Materials are an asset that contain appearance information, such as color, roughness, and metallic properties. Stager has two methods for how materials are projected, or applied, onto a model; with UVs or triplanar projection.
To change projection modes
- Select a material
- In the Properties panel set the Projection to the style you want to use
UV workflows work by cutting seams into the 3D model and flattening the model out into a 2D space (called UVW coordinates, or UVs for short). The material textures are projected onto the flattened UVs which act as a map between the 2D image and the 3D surface of the model.
UV based workflows can be best when you want to have precise control over seams or want localized texture details in specific areas of a model (such as a decal or label). Creating UVs can be done with automatic processes (such as Stager’s option found under the menu Object > Generate UVs) or via manual tools in 3D modeling applications.
UV projection options
Sets the number of times all material textures should repeat in UV space. If your textures were designed for the specific model (such as with a texturing tool like Substance 3D Painter) then this should remain set to a 1 by 1 repeat.
Transforms all material textures in UV space by offsetting its position or rotation.
Limitations for UV projection workflows
UV layouts can be time consuming to create. Manual UV creation requires creating seams, flattening the pieces, and organizing the pieces. Many modeling and creation tools have advanced toolsets for this and it's an entire discipline for modeling and texturing artists. Automatic UV unwrapping can create fast results, but often with unwanted seam placement or high levels of distortion.
Another limitation is that the scale of the material is controlled by the UV itself. For example, the pillows on this couch are using the same material, but because the UVs are created differently the material on the pillows appears at different scales.
Triplanar projection is a method that does not rely on the object having UVs at all. The material is instead projected onto the surface of the model from three planes (X, Y, and Z axis). Seams will show wherever the 'planes' of the projection meet but can be blended together in real time (unlike UV seams, which cannot blend).
Triplanar workflows can be faster and easier when you want to use materials without having to spend time on UV generation and when precise seams or localized texture details are not necessary. Triplanar is best suited for seamless, repeating textures with noise, such as wood, metal, rock, plaster.

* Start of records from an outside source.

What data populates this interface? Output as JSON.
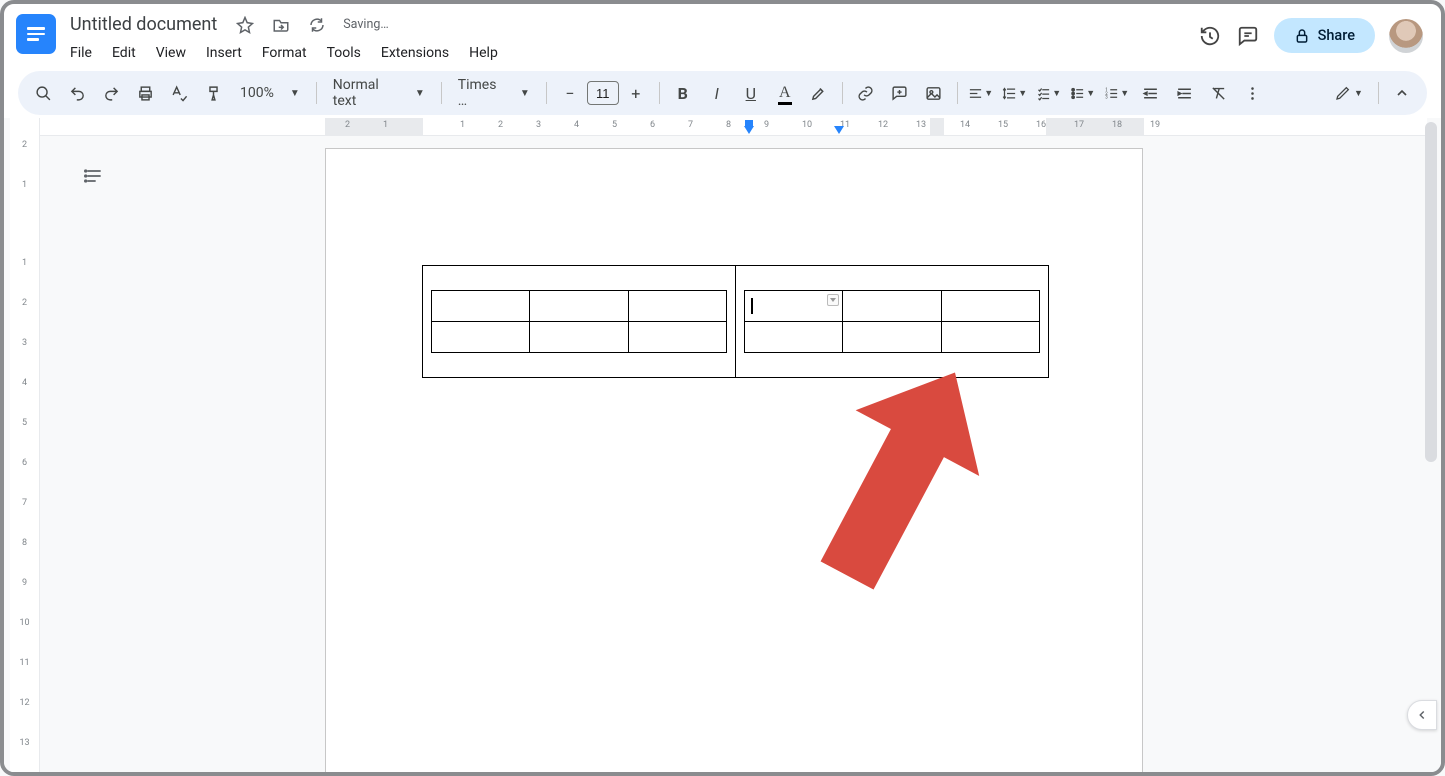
{
  "header": {
    "doc_title": "Untitled document",
    "saving_status": "Saving…",
    "share_label": "Share"
  },
  "menus": [
    "File",
    "Edit",
    "View",
    "Insert",
    "Format",
    "Tools",
    "Extensions",
    "Help"
  ],
  "toolbar": {
    "zoom": "100%",
    "style": "Normal text",
    "font": "Times …",
    "font_size": "11"
  },
  "ruler": {
    "horizontal": [
      "2",
      "1",
      "1",
      "2",
      "3",
      "4",
      "5",
      "6",
      "7",
      "8",
      "9",
      "10",
      "11",
      "12",
      "13",
      "14",
      "15",
      "16",
      "17",
      "18",
      "19"
    ],
    "vertical": [
      "2",
      "1",
      "1",
      "2",
      "3",
      "4",
      "5",
      "6",
      "7",
      "8",
      "9",
      "10",
      "11",
      "12",
      "13"
    ]
  },
  "annotation": {
    "arrow_color": "#d94a3f"
  }
}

Triplanar projection options
Triplanar (local) means that the triplanar projection is aligned ‘locally’ to each object. The result is that the material will follow the object's position, rotation, and scale.

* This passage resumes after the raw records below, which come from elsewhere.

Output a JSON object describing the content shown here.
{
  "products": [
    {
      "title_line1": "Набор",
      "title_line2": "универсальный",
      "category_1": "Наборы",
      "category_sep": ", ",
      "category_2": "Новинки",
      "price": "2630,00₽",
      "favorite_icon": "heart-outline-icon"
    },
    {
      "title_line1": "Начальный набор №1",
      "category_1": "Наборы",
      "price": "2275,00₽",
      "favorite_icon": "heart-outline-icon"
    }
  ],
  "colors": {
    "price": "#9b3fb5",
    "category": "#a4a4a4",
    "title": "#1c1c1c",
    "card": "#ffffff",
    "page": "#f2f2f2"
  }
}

Triplanar (global) means that the projection is aligned ‘globally’ to the X, Y, Z coordinates of the scene. The result is that the material will give different results based on the position and rotation of the objects and will not follow them if they are moved.

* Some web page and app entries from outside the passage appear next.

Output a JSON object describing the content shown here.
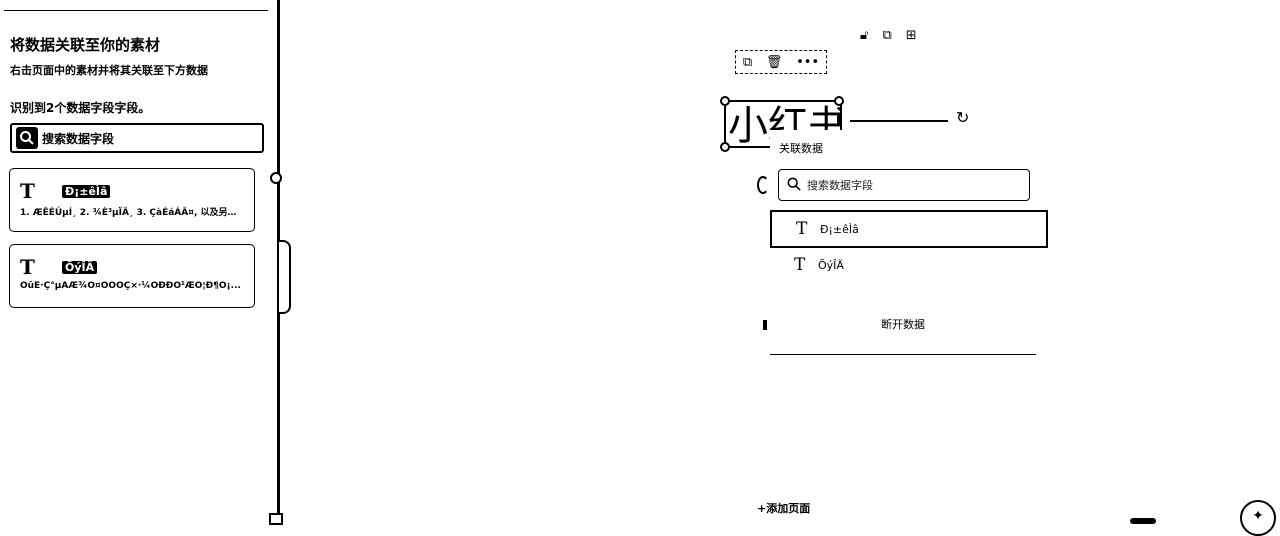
{
  "left_panel": {
    "title": "将数据关联至你的素材",
    "subtitle": "右击页面中的素材并将其关联至下方数据",
    "count_text": "识别到2个数据字段字段。",
    "search_placeholder": "搜索数据字段",
    "fields": [
      {
        "icon": "text-type-icon",
        "icon_glyph": "T",
        "name": "Ð¡±êÌâ",
        "desc": "1. ÆÊÉÚµÍ¸ 2. ¾È³µÏÂ¸ 3. ÇàÉáÁÂ¤, 以及另外..."
      },
      {
        "icon": "text-type-icon",
        "icon_glyph": "T",
        "name": "ÕýÎÄ",
        "desc": "ÕûÊ·Ç°µÄÆ¾Ö¤ÒÔÔÇ×·¼ÓÐÐÕ¹ÆÓ¦Ð¶Ô¡..."
      }
    ]
  },
  "canvas": {
    "top_tools": [
      {
        "name": "lock-icon",
        "glyph": "🔓︎"
      },
      {
        "name": "duplicate-page-icon",
        "glyph": "⧉"
      },
      {
        "name": "add-page-icon",
        "glyph": "⊞"
      }
    ],
    "selection_toolbar": [
      {
        "name": "copy-icon",
        "glyph": "⧉"
      },
      {
        "name": "delete-icon",
        "glyph": "🗑︎"
      },
      {
        "name": "more-icon",
        "glyph": "•••"
      }
    ],
    "element_text": "小红书",
    "refresh_glyph": "↻",
    "add_page_label": "+添加页面",
    "assistant_glyph": "✦"
  },
  "dropdown": {
    "title": "关联数据",
    "search_placeholder": "搜索数据字段",
    "items": [
      {
        "glyph": "T",
        "label": "Ð¡±êÌâ",
        "active": true
      },
      {
        "glyph": "T",
        "label": "ÕýÎÄ",
        "active": false
      }
    ],
    "disconnect_label": "断开数据"
  }
}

Scale: Custom Repeat
Custom repeat: Only available while using triplanar (local). Repeat the material across the bounding box of the object. A repeat of 1 will repeat the material one time across the objects bounding box. Objects of different sizes will display the material at different visual scales based on their own bounding box size.
Scale: Physical size
Available for local and global. Repeats the material by setting a physical unit for the projection. The material will repeat infinitely, and the visual size will be consistent across all objects. Physical size is only accurate if the object is modeled to scale. If its scale is changed in local mode, the material will also scale with it. Modeling to real world units and keeping the Stager scale factor to 1 is best practice for accurate physical size workflows.
Transforms all material textures by offsetting the projection position or rotation.
Blends the textures between the three planar projections to make the seams sharper or blurrier.
Limitations for triplanar workflows
Triplanar works best for materials with natural noise and variation like rocks, wood, metal, plastics, papers. Patterns and lines that need to precisely match can give varying results depending on the object.
Triplanar works with displacement but will not work in the unique combination of using instanced meshes with displacement enabled and the material set to triplanar in global mode. This is because the displacement in global mode would generate a unique mesh, which would make the mesh no longer an instance. In this case the results will be incorrect.
Currently Stager’s decal feature requires the object to have UVs. Applying a decal to an object will force the underlying material into UV application mode so that they can be composited together.